Jim was inspired to author the book just about a year ago and threw himself into the research and writing, completing it in a matter of months.
“It was a quick book. I was possessed. I really got focused on it. What happened was last August we had [Tropical Storm] Isaias come through, and a week later we had a really horrific series of thunderstorms and mini-tornadoes come through, and there was a lot of damage done in Connecticut,” says Jim, a Durham resident who regularly hikes the wooded trails of Durham, Madison, and North Guilford.
“Gigantic oaks and healthy trees had been knocked down, and a lot of tops of trees were twisted off, like a gardener had come through and was dead-heading flowers,” says Jim. “The amount of damage in the woods overwhelmed me. I thought, ‘Things are getting extreme here—the climate is really out of control.’”
That motivated Jim to ask “how did we get to this place as a culture, where we have so devastated the climate to the point where we’re going to be facing catastrophe? Where was the basic idea where man is separate from nature and allows us to exploit it? So I was doing a lot of research in that area, and then suddenly it dawned on me: The native people have always had a different perception. They’ve always seen themselves, even today, as a part of nature, where they consider all of nature, both animate and inanimate, actually their relative.”
Jim is also an archaeologist. He put his expertise to work to help him delve back to the time of the Ice Age and research how native people in Connecticut survived over thousands of years, despite tremendous changes in the ecology, the environment, and the climate.
He found they survived “because they saw themselves as part of nature, not separate from it,” Jim says. “So I started to write about that in the first part of the book, and the second part started to get into teachings of Native American peoples, in terms of the relationship people should have with the planet. And it also delves into a growing movement called the Spiritual Ecology Movement.”

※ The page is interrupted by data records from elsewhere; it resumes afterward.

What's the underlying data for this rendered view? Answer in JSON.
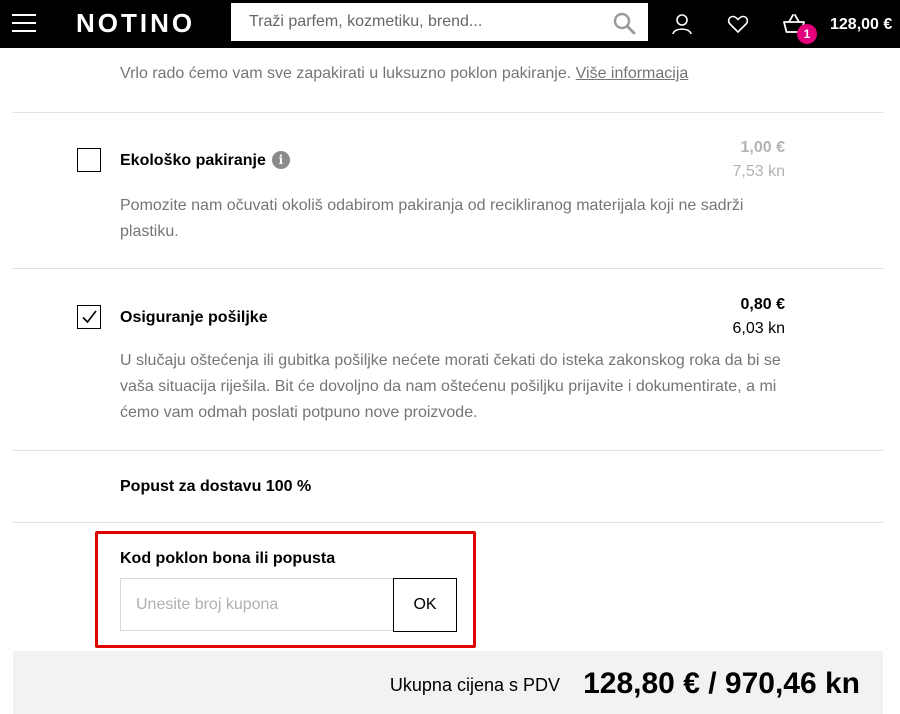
{
  "header": {
    "logo": "NOTINO",
    "search_placeholder": "Traži parfem, kozmetiku, brend...",
    "cart_count": "1",
    "cart_total": "128,00 €"
  },
  "gift_wrap": {
    "description": "Vrlo rado ćemo vam sve zapakirati u luksuzno poklon pakiranje.",
    "more_info_link": "Više informacija"
  },
  "options": [
    {
      "title": "Ekološko pakiranje",
      "checked": false,
      "price_eur": "1,00 €",
      "price_kn": "7,53 kn",
      "description": "Pomozite nam očuvati okoliš odabirom pakiranja od recikliranog materijala koji ne sadrži plastiku."
    },
    {
      "title": "Osiguranje pošiljke",
      "checked": true,
      "price_eur": "0,80 €",
      "price_kn": "6,03 kn",
      "description": "U slučaju oštećenja ili gubitka pošiljke nećete morati čekati do isteka zakonskog roka da bi se vaša situacija riješila. Bit će dovoljno da nam oštećenu pošiljku prijavite i dokumentirate, a mi ćemo vam odmah poslati potpuno nove proizvode."
    }
  ],
  "shipping_discount": "Popust za dostavu 100 %",
  "coupon": {
    "title": "Kod poklon bona ili popusta",
    "placeholder": "Unesite broj kupona",
    "button_label": "OK"
  },
  "total": {
    "label": "Ukupna cijena s PDV",
    "value": "128,80 € / 970,46 kn"
  },
  "colors": {
    "brand_black": "#000000",
    "badge_pink": "#e4007c",
    "highlight_red": "#e00000"
  }
}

Write What You Know
In addition to his two latest works, Jim has authored three other books. His first was Saving the Farm; A Journey through Time, Place, and Redemption about the Dudley Farm (Homebound Publications, 2013); followed by Seeing the Past; Stories on the Trail of a Yankee Millwright (Homebound Publications, 2016.)

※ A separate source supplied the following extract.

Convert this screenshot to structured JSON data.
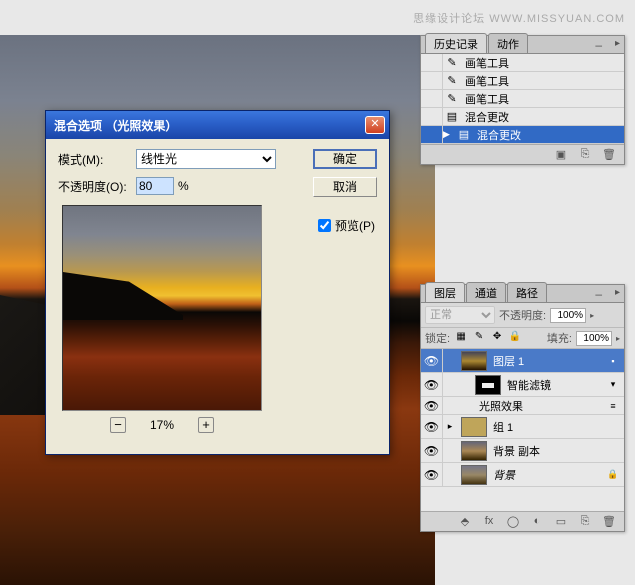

His third book, published by the Old Saybrook Historical Society in 2020, is On the Edge of Uncertainty; The Siege and Battles of Saybrook Fort during the Pequot War, 1636-1637. He’ll give a lecture on that book topic on Wednesday, Oct. 20 in North Guilford at the Dudley Farm’s Munger Barn (register at catalog.shorelineadulted.org).
During many of his years teaching history at GHS, Jim was also able to bring archeology into his classroom—and GHS students out into the field.
“In the ‘90s, when we were given the opportunity to create all kinds of wonderful courses for kids, I did a course called ‘Local History Through Archeology,’ which was very popular and lot of fun,” he says. “We always started with local Native American populations and with doing a dig at some point, usually at one of the house museums in town.”
While he may not be commuting to teach at GHS these days, Jim still feels very connected to Guilford, he adds.
“After spending so much time there, and being so involved with the historical organizations over the years, Guilford is near and dear to my heart. And my wife’s family counseling practice is in Guilford, too,” he says.
Jim is married to Adriana Restrepo-Powers, who has a Boston Street practice.
He says he’s also grateful to have a second career that he loves, and one that’s giving him the chance to share the important history of the area’s indigenous people.
“The point is to get the story out about the people who lived here in the past for 14,000 years and how we owe so much to them in a lot of ways and don’t realize it,” he says.
For more information or to purchase books by James T. Powers, visit authorjtpowers.com. Find an expanded version of this story at Zip06.com.